I can't find any reference to the date 1415: Ludovic gives as a terminus post quem the date 1428, based upon the Visonti and Savoy crests in the love card, which he associates with the marriage of Filippo's marriage to Maria di Savoia in 1428: "Added to this evidence is the gold coin struck by Filipo Maria, shown in the numbered cards of the first series (coins) and the second series (in both numbered and figured cards)*. This aureo, published by Argelati, appears to be traced or printed in the gilded, incised background of the card." The third series he dates 'no earlier than 1441 or later than 1447', based upon the marriage of Sforza to Bianca in 1441 and the death of the Duke in 1447. He mentions Decembrio's reference to Martiano in his biography of the Duke but doesn't mention any dates in reference to that.
The three series defined by Ludovic are
1st the Modroni
2nd the Brambilla
3rd the Colleoni (in the Bergamo / Morgan collection)
Excellent Steve, thanks!
So what are the scenarios for the error? Let's see -
A typographical error in the original Italian edition - perhaps corrected in an errata slip at the back, or not.
Or - simply a typo in Douglas' original book.
From your account, it looks as if the error was silently corrected in the English edition, published *after* Douglas' book.
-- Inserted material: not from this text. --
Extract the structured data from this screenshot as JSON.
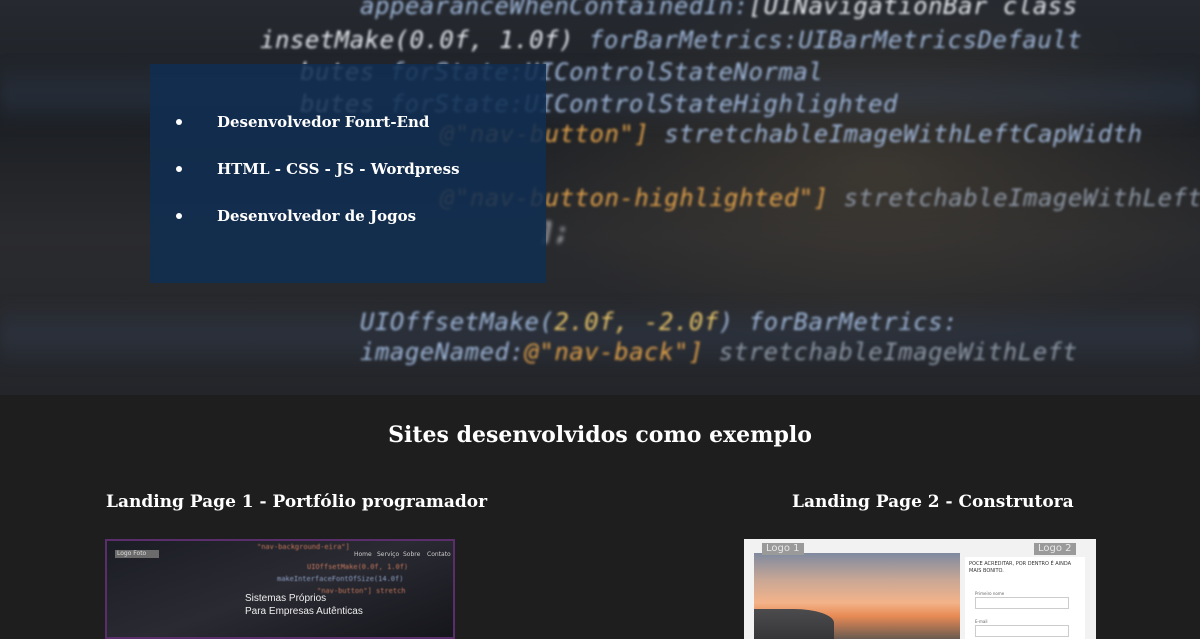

If the "Visconti Sforza" wedding reference in Goldman Eller is related to Douglas, then I think the easiest explanation is that "1441" somehow became "1415", by a transposition of one number, and a change of the other from 4 to 5.
Quite a mistake! It's a shame it got any currency at all, and I hope it is one of the things that Douglas corrects in his new edition, since his book is popular.
A similar typo must have happened with the date for Charles VI - there was a popular belief that the so-called "Charles VI" cards were the cards mentioned in a lost record of 1392
. Evidently somebody put the number "1" in place of "9"; perhaps Goldman Eller, or her source.
Can someone give the whole passage from Douglas relating to the early history, since I don't have this book and it is not available to view on google books or amazon?